A Venda Folktale
Once upon a time there was a terrible drought in Venda. Everybody was suffering severely but the baboons that lived in the mountains were the worst off. They were about to die of hunger. At this desperate point they had an urgent meeting and decided to send one of them to go and work for the Venda king down in the valley. Who will they send? Just then a beautiful young baboon called Nyamuleli walked past. They grabbed her and skinned her alive and a lovely young girl appeared.
“Now, Nyamuleli, listen carefully to us. You are to go and work for the Venda king down there in the valley. Your first chores will definitely be to pound mealies and fetch water. Remember how we are suffering and when you go down to the river hide a small pot of mealies under a rock so as to keep us alive.”
Nyamuleli trembled but agreed to save her kin folk.
At the homestead of the Venda king she was immediately brought to the king who was impressed by her beauty. The chores of a new wife were always to pound mealies at night and to fetch water. Every morning she hid some mealies for her desperate family but after a while the other wives of the Venda king became suspicious so Nyamuleli stopped stealing food.

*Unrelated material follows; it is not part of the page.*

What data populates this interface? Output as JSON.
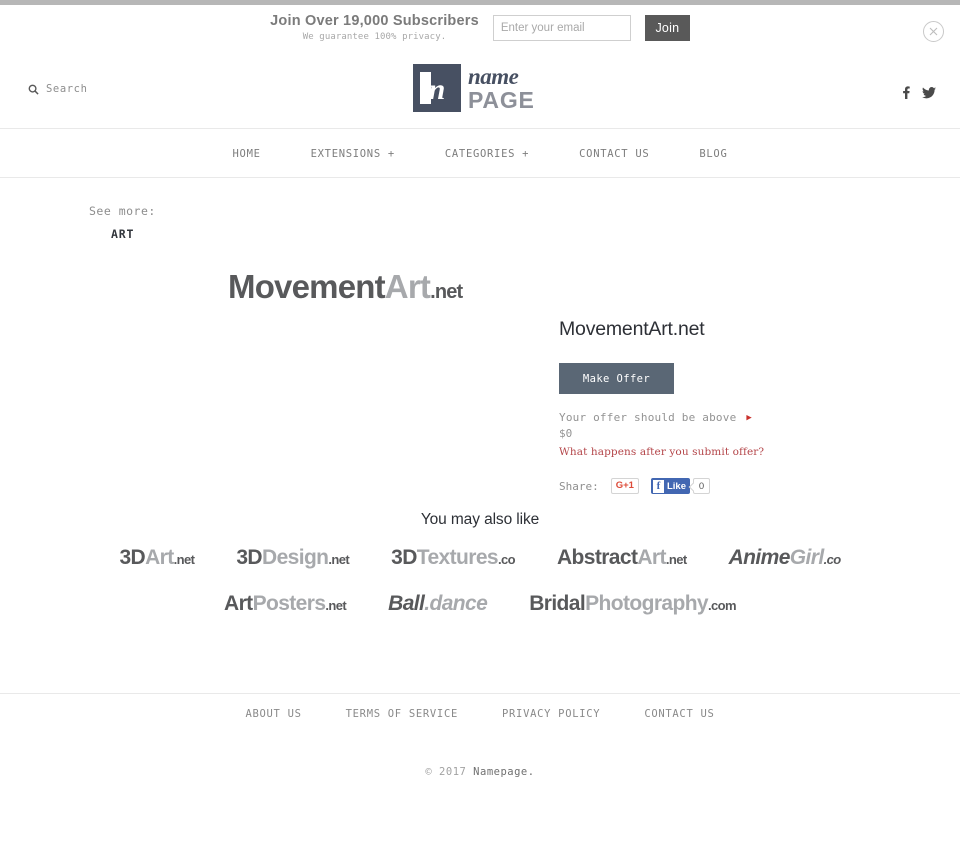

“Look at her down there in the valley!” the other baboons said. “She is fat and shiny and has forgotten her suffering relatives.”
They decided to teach her a lesson. Everyone who could play a musical instrument, drums or mbila, or who could sing gathered and marched down to the musanda – the king’s homestead – singing:
“Nyamuleli forgot her blanket
Nyamuleli forgot her blanket made of baboon skin.”
The Venda king thought it was great fun and ordered all his wives and children to come and listen to the musical performance. Everybody joined in the fun except Nyamuleli, who recognised her family members.
“Where is my beautiful young wife?” the king asked.
“Bring her, everybody must be here and have some fun.”
Nyamuleli was forced to come and watch.
“Nyamuleli forgot her blanket
Nyamuleli forgot her blanket made of baboon skin”
The troop danced closer and closer to Nyamuleli and suddenly the leader flung the old baboon skin over Nyamuleli and there she changed back into a baboon again.
“Ocho, ocho, ocho,” the baboons shouted as they ran away.
The king watched as they scattered towards the dry mountains and said, “good heavens, all this time I had been married to a baboon.”
Copyright © Dr Ina le Roux
Famine often forces people to take desperate measures. Parents may decide to take their children to family or friends who are better off. It is a familiar strategy to send a girl to work for others, or even marry, in order that she unobtrusively may set aside food for her family. This is not regarded as common theft, nor is this kind of marriage regarded as conventional. The story also points to the habitual exploitation, albeit under extreme conditions, of the weak, particularly women. The story also reminds listeners not to aspire beyond their social status, nor to forsake their family ties.
Traditionally women and children are powerless, and they find relief from their frustrations in the sharing of their common problems in the telling of these stories.